* WHAT IS NEEDED
The full set of records must be returned exactly, character for character.

* RECORDS SUPPLIED

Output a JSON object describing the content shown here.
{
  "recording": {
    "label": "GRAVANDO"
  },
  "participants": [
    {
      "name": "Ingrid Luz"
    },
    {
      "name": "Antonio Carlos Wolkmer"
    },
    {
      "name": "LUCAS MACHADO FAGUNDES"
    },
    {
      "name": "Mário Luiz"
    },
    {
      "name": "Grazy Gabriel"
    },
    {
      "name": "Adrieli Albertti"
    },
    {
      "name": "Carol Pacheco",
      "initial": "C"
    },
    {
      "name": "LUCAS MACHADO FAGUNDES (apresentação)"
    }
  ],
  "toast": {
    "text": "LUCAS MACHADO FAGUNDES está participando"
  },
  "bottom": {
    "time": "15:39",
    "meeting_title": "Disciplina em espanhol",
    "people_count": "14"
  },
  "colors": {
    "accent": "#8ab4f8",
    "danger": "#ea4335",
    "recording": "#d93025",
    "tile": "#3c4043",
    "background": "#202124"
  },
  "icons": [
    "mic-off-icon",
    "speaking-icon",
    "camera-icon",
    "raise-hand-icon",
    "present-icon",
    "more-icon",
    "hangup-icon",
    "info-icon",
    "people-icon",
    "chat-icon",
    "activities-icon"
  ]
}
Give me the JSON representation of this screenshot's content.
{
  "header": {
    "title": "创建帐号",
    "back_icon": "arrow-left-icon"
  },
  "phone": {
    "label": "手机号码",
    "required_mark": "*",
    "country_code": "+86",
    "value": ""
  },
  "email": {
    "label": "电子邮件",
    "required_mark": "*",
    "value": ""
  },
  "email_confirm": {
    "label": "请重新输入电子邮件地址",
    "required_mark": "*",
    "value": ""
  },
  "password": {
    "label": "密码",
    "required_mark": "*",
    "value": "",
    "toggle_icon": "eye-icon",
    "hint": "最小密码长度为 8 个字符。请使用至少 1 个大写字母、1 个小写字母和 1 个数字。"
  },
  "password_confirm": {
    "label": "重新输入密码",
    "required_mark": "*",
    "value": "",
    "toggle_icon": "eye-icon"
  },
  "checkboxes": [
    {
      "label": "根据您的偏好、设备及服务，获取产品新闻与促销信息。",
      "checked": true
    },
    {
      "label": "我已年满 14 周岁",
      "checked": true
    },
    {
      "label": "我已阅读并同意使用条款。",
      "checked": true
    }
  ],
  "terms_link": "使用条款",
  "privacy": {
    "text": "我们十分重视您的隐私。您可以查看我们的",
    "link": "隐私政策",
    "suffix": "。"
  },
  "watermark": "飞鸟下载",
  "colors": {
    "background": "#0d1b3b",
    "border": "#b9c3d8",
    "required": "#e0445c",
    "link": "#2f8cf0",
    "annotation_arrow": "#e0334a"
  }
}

* RESPONSE AREA
Output a JSON object describing the content shown here.
{
  "recording": {
    "label": "GRAVANDO"
  },
  "participants": [
    {
      "name": "Ingrid Luz"
    },
    {
      "name": "Antonio Carlos Wolkmer"
    },
    {
      "name": "LUCAS MACHADO FAGUNDES"
    },
    {
      "name": "Mário Luiz"
    },
    {
      "name": "Grazy Gabriel"
    },
    {
      "name": "Adrieli Albertti"
    },
    {
      "name": "Carol Pacheco",
      "initial": "C"
    },
    {
      "name": "LUCAS MACHADO FAGUNDES (apresentação)"
    }
  ],
  "toast": {
    "text": "LUCAS MACHADO FAGUNDES está participando"
  },
  "bottom": {
    "time": "15:39",
    "meeting_title": "Disciplina em espanhol",
    "people_count": "14"
  },
  "colors": {
    "accent": "#8ab4f8",
    "danger": "#ea4335",
    "recording": "#d93025",
    "tile": "#3c4043",
    "background": "#202124"
  },
  "icons": [
    "mic-off-icon",
    "speaking-icon",
    "camera-icon",
    "raise-hand-icon",
    "present-icon",
    "more-icon",
    "hangup-icon",
    "info-icon",
    "people-icon",
    "chat-icon",
    "activities-icon"
  ]
}
Give me the JSON representation of this screenshot's content.
{
  "header": {
    "title": "创建帐号",
    "back_icon": "arrow-left-icon"
  },
  "phone": {
    "label": "手机号码",
    "required_mark": "*",
    "country_code": "+86",
    "value": ""
  },
  "email": {
    "label": "电子邮件",
    "required_mark": "*",
    "value": ""
  },
  "email_confirm": {
    "label": "请重新输入电子邮件地址",
    "required_mark": "*",
    "value": ""
  },
  "password": {
    "label": "密码",
    "required_mark": "*",
    "value": "",
    "toggle_icon": "eye-icon",
    "hint": "最小密码长度为 8 个字符。请使用至少 1 个大写字母、1 个小写字母和 1 个数字。"
  },
  "password_confirm": {
    "label": "重新输入密码",
    "required_mark": "*",
    "value": "",
    "toggle_icon": "eye-icon"
  },
  "checkboxes": [
    {
      "label": "根据您的偏好、设备及服务，获取产品新闻与促销信息。",
      "checked": true
    },
    {
      "label": "我已年满 14 周岁",
      "checked": true
    },
    {
      "label": "我已阅读并同意使用条款。",
      "checked": true
    }
  ],
  "terms_link": "使用条款",
  "privacy": {
    "text": "我们十分重视您的隐私。您可以查看我们的",
    "link": "隐私政策",
    "suffix": "。"
  },
  "watermark": "飞鸟下载",
  "colors": {
    "background": "#0d1b3b",
    "border": "#b9c3d8",
    "required": "#e0445c",
    "link": "#2f8cf0",
    "annotation_arrow": "#e0334a"
  }
}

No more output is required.